Filter this data down to the lines that hold "screenshot", and copy them.

=====

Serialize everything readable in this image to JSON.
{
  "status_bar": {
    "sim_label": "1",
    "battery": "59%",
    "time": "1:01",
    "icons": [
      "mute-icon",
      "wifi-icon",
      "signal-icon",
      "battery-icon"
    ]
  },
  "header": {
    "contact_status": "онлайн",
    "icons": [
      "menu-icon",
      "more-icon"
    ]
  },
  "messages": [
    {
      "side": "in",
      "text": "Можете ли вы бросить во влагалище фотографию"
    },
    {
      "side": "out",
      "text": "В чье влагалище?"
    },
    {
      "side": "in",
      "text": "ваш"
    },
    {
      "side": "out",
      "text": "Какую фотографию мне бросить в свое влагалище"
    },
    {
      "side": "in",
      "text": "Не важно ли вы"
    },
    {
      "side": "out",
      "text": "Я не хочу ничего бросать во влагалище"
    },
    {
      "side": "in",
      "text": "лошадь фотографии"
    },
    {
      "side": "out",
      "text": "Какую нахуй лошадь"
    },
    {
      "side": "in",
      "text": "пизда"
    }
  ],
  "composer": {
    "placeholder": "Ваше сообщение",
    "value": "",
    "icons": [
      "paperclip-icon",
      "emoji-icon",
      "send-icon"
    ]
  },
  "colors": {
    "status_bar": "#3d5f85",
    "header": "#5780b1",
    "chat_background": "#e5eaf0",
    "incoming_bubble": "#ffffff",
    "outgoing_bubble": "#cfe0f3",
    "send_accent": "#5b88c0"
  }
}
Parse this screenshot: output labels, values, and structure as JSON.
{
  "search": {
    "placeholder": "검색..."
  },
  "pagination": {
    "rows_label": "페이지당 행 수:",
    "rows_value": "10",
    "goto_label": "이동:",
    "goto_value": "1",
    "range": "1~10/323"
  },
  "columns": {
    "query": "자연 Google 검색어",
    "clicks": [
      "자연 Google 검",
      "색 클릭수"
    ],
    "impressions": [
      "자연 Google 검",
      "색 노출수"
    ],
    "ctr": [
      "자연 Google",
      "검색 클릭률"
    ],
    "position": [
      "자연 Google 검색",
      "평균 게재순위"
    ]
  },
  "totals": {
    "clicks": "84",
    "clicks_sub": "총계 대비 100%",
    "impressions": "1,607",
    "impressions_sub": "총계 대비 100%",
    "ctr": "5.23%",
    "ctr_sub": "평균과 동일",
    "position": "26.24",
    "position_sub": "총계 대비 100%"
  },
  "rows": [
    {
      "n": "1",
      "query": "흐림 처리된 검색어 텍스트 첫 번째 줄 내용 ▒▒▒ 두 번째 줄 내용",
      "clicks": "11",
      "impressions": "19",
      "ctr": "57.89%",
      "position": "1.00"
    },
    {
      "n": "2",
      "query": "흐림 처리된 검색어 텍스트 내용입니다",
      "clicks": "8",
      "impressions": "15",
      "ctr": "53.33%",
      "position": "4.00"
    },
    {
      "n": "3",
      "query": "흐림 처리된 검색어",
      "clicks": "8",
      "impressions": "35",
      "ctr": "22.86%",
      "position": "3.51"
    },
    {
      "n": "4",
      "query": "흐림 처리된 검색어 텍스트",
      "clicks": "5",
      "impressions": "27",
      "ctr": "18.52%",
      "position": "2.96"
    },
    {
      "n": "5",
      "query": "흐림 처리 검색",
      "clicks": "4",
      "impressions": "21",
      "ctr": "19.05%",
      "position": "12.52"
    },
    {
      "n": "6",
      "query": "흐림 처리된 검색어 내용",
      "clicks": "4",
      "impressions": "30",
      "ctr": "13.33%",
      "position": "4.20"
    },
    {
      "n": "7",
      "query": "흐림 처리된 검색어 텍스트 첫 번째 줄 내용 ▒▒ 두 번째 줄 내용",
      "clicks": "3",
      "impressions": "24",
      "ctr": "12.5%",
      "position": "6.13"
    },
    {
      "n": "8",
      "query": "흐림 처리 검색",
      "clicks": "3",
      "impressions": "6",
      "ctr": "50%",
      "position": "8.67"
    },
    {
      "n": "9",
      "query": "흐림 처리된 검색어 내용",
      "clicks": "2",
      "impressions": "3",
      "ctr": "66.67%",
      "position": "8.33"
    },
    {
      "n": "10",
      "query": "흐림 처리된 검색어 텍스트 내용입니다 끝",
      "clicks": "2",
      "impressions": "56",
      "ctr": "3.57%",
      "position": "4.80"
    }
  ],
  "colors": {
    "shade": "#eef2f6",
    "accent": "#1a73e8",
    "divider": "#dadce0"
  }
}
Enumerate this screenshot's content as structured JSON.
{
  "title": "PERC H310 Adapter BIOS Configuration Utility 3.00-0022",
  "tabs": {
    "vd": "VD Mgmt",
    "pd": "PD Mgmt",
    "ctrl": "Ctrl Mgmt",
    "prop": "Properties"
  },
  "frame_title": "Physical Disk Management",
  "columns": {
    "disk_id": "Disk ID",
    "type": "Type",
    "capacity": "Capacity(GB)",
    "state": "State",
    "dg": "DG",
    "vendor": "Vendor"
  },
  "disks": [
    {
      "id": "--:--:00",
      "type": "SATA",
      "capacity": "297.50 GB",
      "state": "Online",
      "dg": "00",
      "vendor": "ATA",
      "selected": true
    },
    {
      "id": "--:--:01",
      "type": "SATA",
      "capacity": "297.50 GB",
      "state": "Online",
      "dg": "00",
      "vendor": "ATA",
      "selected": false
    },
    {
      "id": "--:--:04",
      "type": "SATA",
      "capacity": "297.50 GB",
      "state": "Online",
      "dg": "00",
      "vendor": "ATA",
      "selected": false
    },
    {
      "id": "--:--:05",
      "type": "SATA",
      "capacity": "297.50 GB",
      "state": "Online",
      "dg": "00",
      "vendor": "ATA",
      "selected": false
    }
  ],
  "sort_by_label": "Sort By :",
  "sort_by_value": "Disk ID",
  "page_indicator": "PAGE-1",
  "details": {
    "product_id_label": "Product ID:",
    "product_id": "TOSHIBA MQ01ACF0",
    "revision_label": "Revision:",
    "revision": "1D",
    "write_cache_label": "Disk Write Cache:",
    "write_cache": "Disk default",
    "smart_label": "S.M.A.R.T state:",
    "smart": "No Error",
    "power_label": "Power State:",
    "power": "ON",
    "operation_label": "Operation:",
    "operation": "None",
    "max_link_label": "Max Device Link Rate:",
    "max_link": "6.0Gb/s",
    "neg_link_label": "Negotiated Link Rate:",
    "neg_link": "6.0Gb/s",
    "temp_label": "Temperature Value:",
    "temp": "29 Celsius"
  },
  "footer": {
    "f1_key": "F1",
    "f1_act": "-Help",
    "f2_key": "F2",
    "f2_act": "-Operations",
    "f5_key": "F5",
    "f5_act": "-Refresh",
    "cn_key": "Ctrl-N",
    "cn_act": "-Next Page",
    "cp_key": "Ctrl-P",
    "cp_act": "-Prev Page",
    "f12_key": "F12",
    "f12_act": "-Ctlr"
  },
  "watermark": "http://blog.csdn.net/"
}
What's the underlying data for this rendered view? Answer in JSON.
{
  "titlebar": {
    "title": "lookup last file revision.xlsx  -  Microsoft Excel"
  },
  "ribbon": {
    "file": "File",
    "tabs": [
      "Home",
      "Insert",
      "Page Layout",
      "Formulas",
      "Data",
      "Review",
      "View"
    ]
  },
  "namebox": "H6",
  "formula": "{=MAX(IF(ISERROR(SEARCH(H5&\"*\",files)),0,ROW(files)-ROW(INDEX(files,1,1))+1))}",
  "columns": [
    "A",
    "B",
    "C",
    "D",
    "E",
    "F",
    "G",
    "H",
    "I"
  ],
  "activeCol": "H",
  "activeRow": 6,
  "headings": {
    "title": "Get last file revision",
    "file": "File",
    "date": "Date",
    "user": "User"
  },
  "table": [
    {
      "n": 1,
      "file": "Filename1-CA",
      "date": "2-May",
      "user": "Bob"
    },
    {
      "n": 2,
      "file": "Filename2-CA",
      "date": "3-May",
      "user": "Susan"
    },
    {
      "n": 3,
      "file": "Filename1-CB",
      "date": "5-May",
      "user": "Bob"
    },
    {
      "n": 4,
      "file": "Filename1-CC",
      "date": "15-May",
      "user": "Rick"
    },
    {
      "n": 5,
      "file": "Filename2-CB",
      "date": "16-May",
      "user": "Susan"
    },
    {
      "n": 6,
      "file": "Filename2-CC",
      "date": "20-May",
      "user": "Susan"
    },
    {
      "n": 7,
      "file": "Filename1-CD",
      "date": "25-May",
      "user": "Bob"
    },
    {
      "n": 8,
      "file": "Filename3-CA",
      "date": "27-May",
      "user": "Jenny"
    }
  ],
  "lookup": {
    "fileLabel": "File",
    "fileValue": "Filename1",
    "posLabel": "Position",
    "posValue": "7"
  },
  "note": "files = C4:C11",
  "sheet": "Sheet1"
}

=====

Solution for this problem:
Parse this screenshot: output labels, values, and structure as JSON.
Enumerate this screenshot's content as structured JSON.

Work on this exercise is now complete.